Any time you provide a product or service to a client and later invoice them for payment, you undertake a risk that you won’t be paid. Effective credit risk management is imperative to the success of your business.
What is Meant by Credit Risk?
When you invoice clients at a later date after providing goods or services, you take a risk that the client will not pay on time or default on payment. This can disrupt your cash flow and reduce your profit.
Taking a risk by extending credit is not necessarily a bad thing. By doing so, you can encourage a client to spend more with your company or stand apart from competitors who don’t offer credit. But you should extend credit only when you have effectively assessed a potential client’s creditworthiness.
Businesses that are considered high-risk include those that are relatively new, those that have no credit history or those that have poor credit ratings. In addition, certain industries are considered high-risk for financial failure. Visit our page to get up-to-date analysis of credit risks by industry.
What Are the Different Types of Credit Risk?
Typically, credit risk falls into three categories:
- Credit default risk refers to the chance that a client will not pay your invoice. Any time you provide goods or services and invoice for them later, you undertake a credit default risk.
- Concentration risk refers to extending a high amount of credit to one large client or to a group of clients whose invoices represent a significant part of your revenue. A high concentration risk exposes you to losses that could significantly impact your cash flow.
- Country risk refers to the exposure your business takes when doing business internationally. Country-specific credit risks are affected by fluctuations in currency exchange rates, economic or political instability, the potential for trade sanctions or embargo, or other issues. These are all factors that can negatively impact the business environment and cash flow in and out of the country where you do business.
What is Credit Risk Management?
Business credit risk management is the actionable plan you use to guard against late payments or defaults. It helps protect your business’s cash flow and improves performance. Business credit risk management is a continuous process of identifying risks, evaluating their potential for loss and strategically guarding against the risks of extending credit. Because credit risk management is proactive, it helps reduce the possibility of a default and its impact on your organization.

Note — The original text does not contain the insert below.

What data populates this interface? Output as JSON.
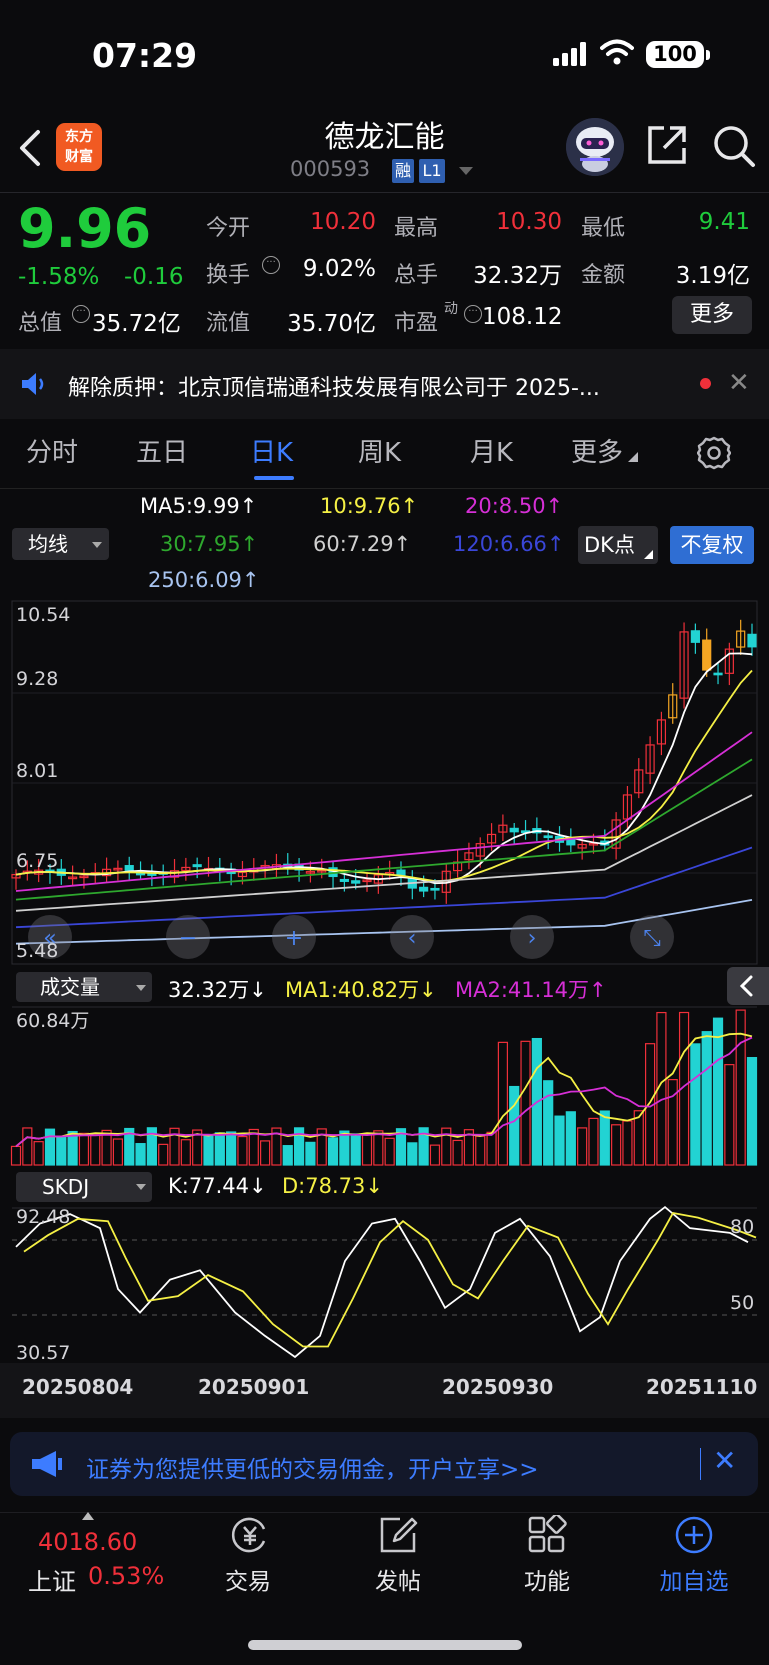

Best Practices for Credit Risk Management
Effective credit risk management practices differ from business to business. Experts agree the following general best practices can successfully guide any business in managing credit risk. They include identifying the risk of a new client defaulting on payment, analyzing the risk and creating a proactive plan to mitigate credit risk.
Identify the Risk
You can identify the potential for credit risk of a potential new client by reviewing data about the company from the local Chamber of Commerce, credit bureaus, bank and trade data and the company 10k. This data can help you better understand your potential client’s creditworthiness and help you decide if you should extend credit and with what terms.
Euler Hermes can help. We offer a about sector and country risks that can help inform your decisions about extending credit. In addition, we can leverage our credit-risk grading model to help you forecast credit risks and potential customer defaults.
Analyze the Risk
Whenever you consider extending credit to a client, you must analyze two things: the client’s creditworthiness and the potential impact on your cash flow should the client default. By doing so, you develop an important structure for credit decision-making.
Euler Hermes is uniquely positioned to support clients’ credit risk management and credit risk analysis requirements. Our SmartView platform is a risk-monitoring service that gives Euler Hermes customers immediate visibility over trade receivables and a better grip on risk and opportunity management. You gain valuable insight on the financial health of your customers via a wide range of risk reports. Plus, you can also keep track of your customer’s creditworthiness and capture growth opportunities.
Create a Proactive Plan
Good credit risk management requires a plan that will help you evaluate and extend credit for all clients. First, determine the credit terms – the amount of credit you are willing to extend and for how long. Discuss these terms with new clients before you extend credit. Then, conduct monthly or quarterly reviews of your accounts receivables to maintain a clear picture of your risk.
Euler Hermes can help in the decision-making process around tough high-risk credit decisions, including credit insurance that can help protect high volume/low margin accounts. In addition, the Euler Hermes support strategic decisions on higher-risk domestic and export market clients while maintaining sound financial management.